There were two parts in the movie that stuck out for me.  The most shocking part is that Teller (from Penn & Teller) had a line in the movie (I’ll let you ponder on that for awhile).  The other part involved a portrait they panned over.  Every single person in the audience turned to the person next to them and said “Is that Jay J[]?”  That would be reference to a local ambulance chaser that would probably try to sue me if I actually used his full name.  I’ll give you a hint though – his commercial touts him as a “SUPERLAWYER”.  We all had a good chuckle over that one.  By the way, a third thing that stuck out [ha] was what I’ll refer to as cleavage cam.  What they skipped in special effects shots they clearly made up by making sure their actresses’ assets where ummm well lit.  Beyond those moments, this movie is pretty much one big snooze.

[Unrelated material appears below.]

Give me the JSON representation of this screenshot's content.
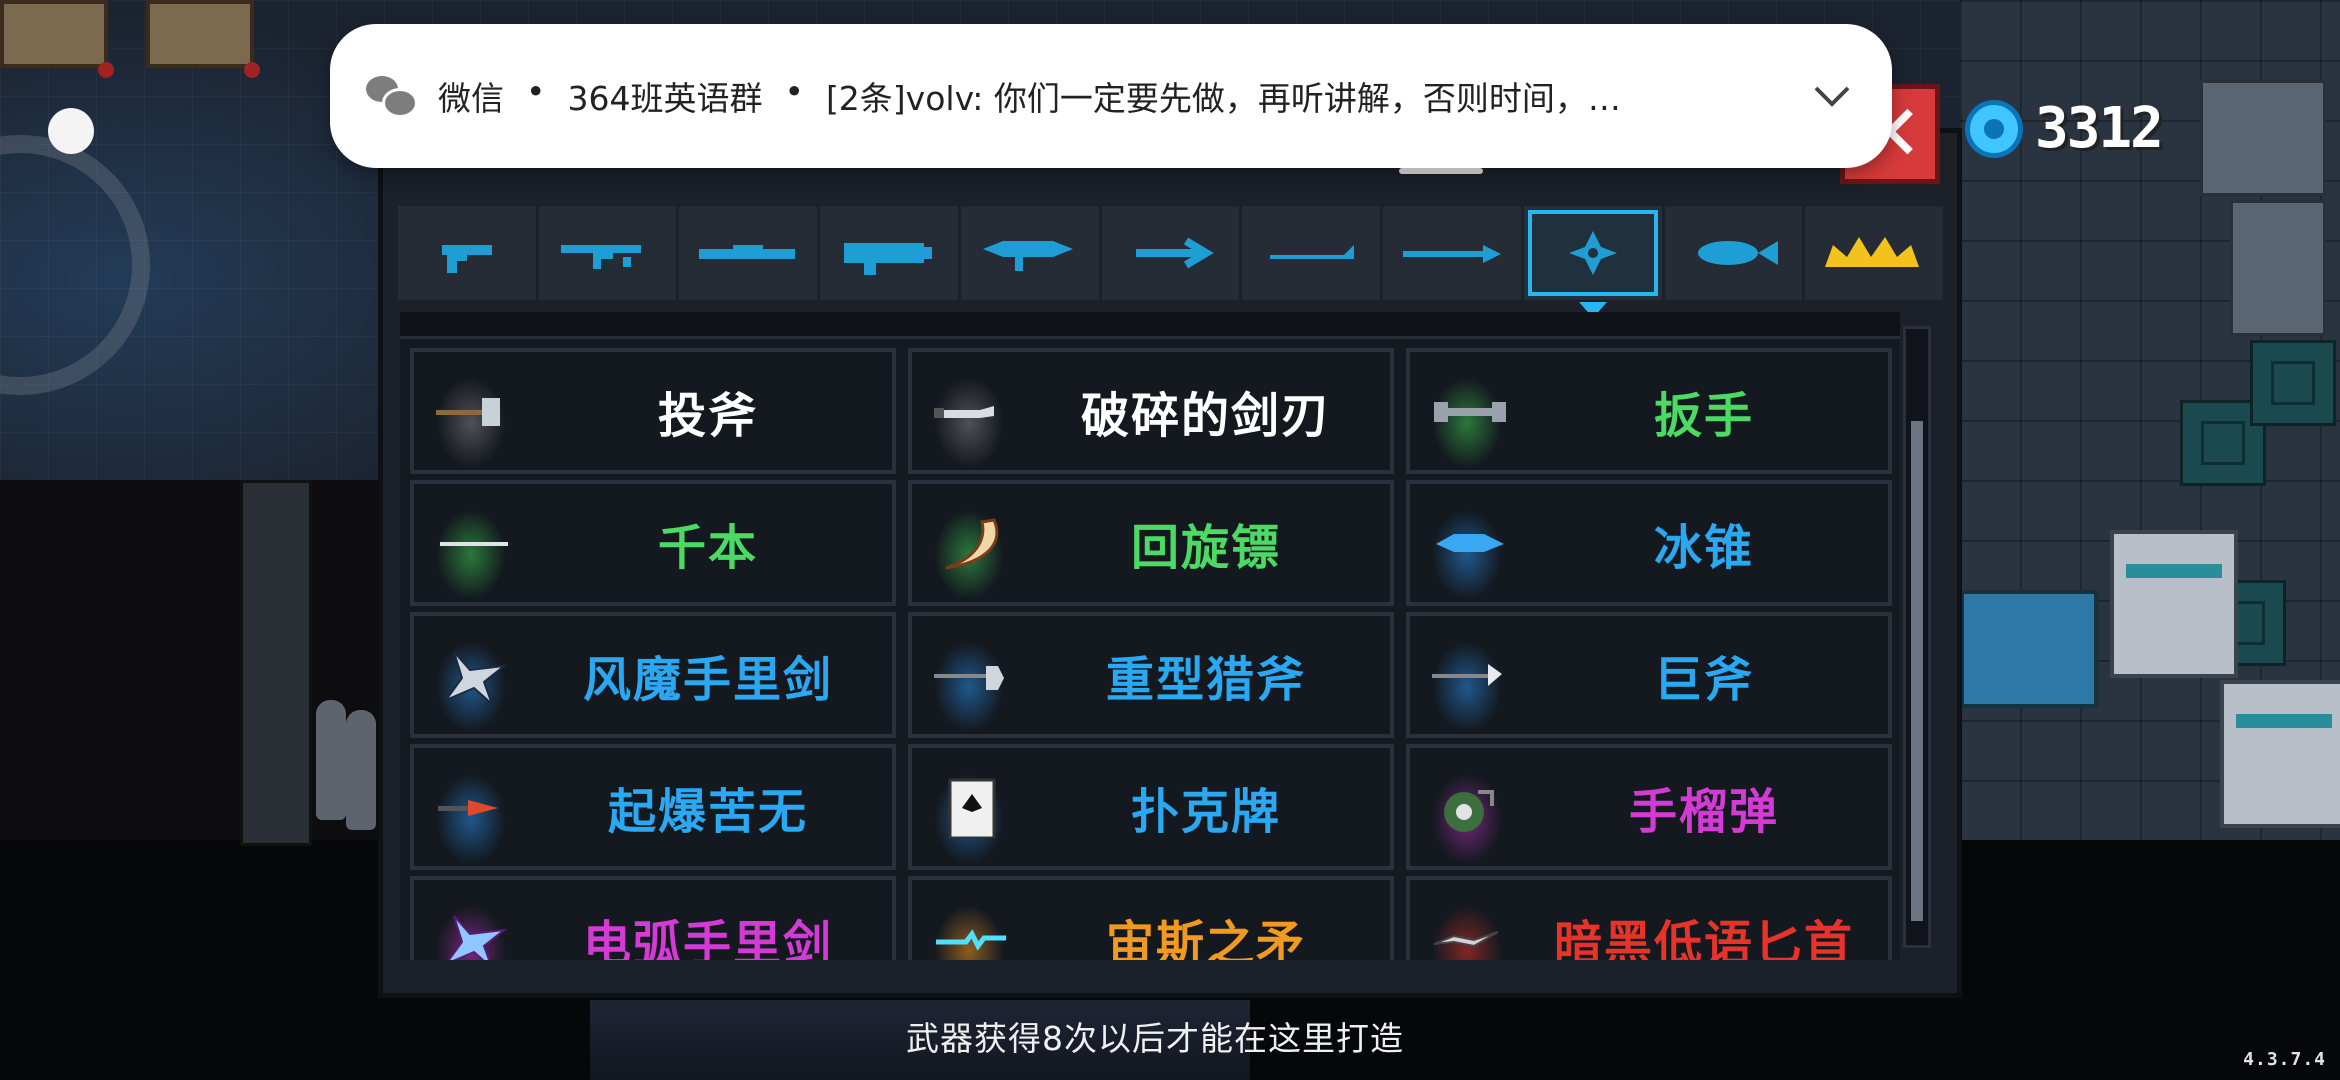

Almost forgot to elaborate on what makes this series so surreal.  Atlas is all about the competitive marketplace, the payback on investment, the earnings on creativity and the rail against handout if you will (looky there, one huge novel reduced to a sentence).  Applying those concepts to the present, one should be rewarded for the originality of the movie (eesh) just like the theater should profit from the experience they provide yada yada yada.  Pretty sure I mentioned in the first post I lucked out and was given a ticket to see the first episode (too tired to check right now).  That played a small part in the equation to convince myself to go – guilt over getting a free ride the first time out.  So up to the counter I went to lay my hard earned cash down …. when the theater owner directs the two of us in line to get our ticket at the concession stand.  That would be a first time for that at this particular theater, but off we went.  The guy ahead of me (who was actually from our group) was asked what show he wanted tickets for.  Oddly enough the clerk was busy glancing at a monitor when he asked this.  When my friend responded with Atlas the clerk checked the monitor out again and proceeded to tell him the movie was free today because the computer was down.  He then asked me what I wanted to see while once again glancing at the monitor.  This brought on the exact same response after another glance down at a monitor.  That’s 2 for 2 in seeing the movie for free.  Now the guilt was overwhelming so I was forced to purchase a small drink which was literally half the ticket price ($3.50).  We asked the other members of our party whether they had to pay and turns out they did (computer must have been up then).  15 minutes later more of our group came in and turns out they had to pay too.  Living the good Karma!

The last of the 2000 gallons of water is now safely down the well – it’s finally time to hit the sack – have to get some sleep because tomorrow I have to learn how to tile.